EXERCISE GOAL: State the number of lines in the records that contain "this", with no other words.
------------------------
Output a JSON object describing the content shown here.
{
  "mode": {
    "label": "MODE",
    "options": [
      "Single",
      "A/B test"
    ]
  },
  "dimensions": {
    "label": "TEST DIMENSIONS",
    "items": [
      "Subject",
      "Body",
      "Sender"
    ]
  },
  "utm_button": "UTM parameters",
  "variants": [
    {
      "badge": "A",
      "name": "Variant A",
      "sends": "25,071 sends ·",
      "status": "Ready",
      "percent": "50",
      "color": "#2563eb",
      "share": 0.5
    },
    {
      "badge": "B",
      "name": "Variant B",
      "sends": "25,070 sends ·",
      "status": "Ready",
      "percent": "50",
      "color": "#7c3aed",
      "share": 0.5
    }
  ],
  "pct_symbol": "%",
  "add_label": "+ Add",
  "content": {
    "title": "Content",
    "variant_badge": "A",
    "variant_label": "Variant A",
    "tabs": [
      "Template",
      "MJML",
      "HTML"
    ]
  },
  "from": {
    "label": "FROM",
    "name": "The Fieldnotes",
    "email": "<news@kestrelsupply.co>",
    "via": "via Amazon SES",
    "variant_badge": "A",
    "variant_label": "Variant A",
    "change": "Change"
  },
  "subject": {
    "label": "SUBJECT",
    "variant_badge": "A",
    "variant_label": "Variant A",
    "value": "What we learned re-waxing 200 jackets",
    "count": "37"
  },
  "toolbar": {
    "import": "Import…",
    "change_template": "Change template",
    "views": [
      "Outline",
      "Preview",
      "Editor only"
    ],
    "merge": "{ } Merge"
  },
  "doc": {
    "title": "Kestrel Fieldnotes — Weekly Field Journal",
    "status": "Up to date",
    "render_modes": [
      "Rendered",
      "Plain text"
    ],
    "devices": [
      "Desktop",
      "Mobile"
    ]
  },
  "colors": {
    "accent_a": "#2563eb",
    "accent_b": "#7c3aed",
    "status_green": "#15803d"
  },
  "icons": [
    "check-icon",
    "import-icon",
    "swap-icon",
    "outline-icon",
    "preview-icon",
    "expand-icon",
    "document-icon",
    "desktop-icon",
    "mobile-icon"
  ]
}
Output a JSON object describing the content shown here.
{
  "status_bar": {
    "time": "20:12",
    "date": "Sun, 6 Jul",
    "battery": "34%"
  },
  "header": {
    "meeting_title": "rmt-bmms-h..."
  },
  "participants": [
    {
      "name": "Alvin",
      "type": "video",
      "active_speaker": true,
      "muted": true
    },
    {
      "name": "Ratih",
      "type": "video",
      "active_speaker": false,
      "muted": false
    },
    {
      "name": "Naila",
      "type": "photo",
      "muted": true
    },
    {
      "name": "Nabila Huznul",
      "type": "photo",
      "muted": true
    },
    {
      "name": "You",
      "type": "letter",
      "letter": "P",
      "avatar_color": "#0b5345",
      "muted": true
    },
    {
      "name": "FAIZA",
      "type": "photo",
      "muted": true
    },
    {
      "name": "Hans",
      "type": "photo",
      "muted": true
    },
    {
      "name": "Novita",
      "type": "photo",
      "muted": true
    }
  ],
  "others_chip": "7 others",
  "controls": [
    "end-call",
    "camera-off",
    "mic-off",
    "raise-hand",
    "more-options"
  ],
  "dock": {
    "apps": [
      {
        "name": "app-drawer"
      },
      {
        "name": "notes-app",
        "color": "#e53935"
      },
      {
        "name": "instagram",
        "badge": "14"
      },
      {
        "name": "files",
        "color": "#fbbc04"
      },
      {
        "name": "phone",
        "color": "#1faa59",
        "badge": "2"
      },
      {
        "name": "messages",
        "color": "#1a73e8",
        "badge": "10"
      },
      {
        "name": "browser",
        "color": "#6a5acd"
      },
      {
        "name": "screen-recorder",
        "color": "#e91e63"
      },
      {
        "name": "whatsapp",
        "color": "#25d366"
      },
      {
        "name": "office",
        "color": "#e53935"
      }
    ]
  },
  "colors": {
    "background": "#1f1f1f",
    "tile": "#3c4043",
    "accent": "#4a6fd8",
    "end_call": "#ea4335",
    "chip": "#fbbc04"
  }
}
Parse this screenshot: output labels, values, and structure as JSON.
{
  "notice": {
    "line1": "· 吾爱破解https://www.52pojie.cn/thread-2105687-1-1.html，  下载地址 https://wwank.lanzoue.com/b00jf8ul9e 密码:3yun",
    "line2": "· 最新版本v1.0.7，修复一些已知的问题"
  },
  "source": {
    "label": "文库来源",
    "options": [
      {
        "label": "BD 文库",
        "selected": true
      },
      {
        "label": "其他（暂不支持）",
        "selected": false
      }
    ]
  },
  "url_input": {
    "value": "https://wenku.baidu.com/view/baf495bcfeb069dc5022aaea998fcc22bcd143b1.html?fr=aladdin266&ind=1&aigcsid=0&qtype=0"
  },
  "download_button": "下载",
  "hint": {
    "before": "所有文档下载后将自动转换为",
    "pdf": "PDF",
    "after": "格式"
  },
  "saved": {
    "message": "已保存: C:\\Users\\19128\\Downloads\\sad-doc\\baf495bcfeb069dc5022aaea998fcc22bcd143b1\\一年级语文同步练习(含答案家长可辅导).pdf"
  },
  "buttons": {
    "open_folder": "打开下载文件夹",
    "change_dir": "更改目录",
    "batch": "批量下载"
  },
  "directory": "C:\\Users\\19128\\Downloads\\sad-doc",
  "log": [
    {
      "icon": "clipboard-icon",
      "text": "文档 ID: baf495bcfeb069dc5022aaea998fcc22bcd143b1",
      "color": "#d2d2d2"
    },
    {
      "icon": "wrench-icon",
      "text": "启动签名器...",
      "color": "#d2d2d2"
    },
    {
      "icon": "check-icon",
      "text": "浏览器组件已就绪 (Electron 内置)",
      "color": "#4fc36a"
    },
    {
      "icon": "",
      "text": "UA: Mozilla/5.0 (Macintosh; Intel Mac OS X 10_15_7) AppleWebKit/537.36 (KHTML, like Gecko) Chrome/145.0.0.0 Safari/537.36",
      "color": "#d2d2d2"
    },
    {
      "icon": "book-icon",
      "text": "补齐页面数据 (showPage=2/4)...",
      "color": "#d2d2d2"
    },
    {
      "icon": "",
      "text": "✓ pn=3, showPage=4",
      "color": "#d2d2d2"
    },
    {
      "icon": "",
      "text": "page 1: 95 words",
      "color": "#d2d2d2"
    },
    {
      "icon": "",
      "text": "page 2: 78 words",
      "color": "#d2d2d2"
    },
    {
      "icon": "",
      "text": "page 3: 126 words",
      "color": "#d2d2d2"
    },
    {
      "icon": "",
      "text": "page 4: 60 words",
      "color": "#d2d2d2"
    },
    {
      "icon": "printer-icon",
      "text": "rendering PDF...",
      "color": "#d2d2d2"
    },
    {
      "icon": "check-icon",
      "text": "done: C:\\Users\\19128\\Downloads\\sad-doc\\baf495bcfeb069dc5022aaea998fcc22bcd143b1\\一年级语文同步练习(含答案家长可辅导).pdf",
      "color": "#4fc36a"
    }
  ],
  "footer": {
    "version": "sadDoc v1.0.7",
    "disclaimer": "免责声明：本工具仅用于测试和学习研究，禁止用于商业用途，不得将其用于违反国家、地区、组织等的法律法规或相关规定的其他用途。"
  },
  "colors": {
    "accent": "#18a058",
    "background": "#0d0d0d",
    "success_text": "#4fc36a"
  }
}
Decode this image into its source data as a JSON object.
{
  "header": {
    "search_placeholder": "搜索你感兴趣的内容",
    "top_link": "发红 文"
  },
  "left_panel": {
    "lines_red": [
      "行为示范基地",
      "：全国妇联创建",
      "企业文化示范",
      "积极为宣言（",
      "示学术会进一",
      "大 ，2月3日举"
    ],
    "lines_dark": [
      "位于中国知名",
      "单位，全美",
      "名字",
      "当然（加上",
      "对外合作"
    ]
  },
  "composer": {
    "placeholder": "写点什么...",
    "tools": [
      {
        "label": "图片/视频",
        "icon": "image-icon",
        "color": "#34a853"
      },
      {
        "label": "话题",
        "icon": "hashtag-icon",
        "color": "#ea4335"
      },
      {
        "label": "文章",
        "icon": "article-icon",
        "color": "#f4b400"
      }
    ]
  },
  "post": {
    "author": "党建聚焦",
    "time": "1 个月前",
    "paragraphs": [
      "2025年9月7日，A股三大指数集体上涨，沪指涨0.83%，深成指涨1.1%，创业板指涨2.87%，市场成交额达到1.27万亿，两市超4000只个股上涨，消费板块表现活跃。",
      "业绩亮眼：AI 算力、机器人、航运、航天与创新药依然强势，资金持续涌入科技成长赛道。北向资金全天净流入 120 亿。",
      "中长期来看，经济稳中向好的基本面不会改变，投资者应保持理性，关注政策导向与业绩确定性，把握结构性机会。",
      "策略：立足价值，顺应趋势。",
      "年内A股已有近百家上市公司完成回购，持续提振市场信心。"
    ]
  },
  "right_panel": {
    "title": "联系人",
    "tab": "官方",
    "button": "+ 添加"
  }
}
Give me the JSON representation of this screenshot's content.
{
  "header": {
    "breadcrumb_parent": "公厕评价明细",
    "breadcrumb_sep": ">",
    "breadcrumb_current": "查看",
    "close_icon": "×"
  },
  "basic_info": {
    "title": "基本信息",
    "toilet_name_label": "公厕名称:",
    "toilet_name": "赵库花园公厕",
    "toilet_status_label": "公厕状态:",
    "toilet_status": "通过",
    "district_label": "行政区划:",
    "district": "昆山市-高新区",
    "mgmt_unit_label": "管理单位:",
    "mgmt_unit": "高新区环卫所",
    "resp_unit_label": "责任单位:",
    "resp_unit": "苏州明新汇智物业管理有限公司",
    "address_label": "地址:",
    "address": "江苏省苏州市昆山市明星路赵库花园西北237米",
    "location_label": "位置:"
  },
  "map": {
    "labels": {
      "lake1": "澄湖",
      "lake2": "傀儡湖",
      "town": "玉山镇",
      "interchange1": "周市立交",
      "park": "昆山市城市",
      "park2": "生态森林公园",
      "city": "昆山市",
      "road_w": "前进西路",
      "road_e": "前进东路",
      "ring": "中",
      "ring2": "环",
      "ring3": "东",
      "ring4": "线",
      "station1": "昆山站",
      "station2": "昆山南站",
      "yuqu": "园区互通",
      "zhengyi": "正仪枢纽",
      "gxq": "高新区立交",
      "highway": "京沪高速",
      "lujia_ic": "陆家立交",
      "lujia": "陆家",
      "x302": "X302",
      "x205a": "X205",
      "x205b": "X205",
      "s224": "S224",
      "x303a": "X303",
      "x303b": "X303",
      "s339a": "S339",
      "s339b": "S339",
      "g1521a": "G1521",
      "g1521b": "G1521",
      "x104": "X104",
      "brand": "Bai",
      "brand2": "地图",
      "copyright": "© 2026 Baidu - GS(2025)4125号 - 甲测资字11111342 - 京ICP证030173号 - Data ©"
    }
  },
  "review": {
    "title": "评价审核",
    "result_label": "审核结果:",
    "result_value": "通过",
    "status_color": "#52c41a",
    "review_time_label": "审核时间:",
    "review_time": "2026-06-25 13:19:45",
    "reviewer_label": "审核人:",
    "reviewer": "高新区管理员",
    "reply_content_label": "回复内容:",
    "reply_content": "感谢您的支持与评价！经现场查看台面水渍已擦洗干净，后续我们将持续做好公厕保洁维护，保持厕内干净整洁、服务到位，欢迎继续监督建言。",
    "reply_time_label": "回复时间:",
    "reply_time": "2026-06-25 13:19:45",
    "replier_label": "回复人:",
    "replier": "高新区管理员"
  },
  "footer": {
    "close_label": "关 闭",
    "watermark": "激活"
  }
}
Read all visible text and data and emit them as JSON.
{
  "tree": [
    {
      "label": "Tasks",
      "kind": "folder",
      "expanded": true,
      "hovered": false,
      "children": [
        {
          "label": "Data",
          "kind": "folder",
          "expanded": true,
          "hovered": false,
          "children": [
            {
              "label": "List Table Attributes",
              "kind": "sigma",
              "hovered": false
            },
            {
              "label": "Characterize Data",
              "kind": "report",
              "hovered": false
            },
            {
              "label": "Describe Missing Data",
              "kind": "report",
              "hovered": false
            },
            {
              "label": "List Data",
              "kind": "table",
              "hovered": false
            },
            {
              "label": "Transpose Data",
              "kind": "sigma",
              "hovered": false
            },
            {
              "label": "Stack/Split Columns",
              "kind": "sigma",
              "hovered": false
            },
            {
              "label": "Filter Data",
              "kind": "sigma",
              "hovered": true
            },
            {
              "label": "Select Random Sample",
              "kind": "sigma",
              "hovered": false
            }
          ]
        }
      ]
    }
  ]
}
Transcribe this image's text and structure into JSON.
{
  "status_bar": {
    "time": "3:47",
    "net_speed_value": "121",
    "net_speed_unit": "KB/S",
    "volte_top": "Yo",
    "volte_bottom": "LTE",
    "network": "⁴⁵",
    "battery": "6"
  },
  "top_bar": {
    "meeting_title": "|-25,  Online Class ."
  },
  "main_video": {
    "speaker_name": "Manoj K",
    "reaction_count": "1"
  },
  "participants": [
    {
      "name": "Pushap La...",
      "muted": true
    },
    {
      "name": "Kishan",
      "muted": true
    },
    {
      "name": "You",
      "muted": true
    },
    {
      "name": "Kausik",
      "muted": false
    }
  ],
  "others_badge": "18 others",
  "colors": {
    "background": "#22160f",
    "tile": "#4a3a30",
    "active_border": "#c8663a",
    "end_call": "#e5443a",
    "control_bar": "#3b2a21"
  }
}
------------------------
TASK ANSWER: 4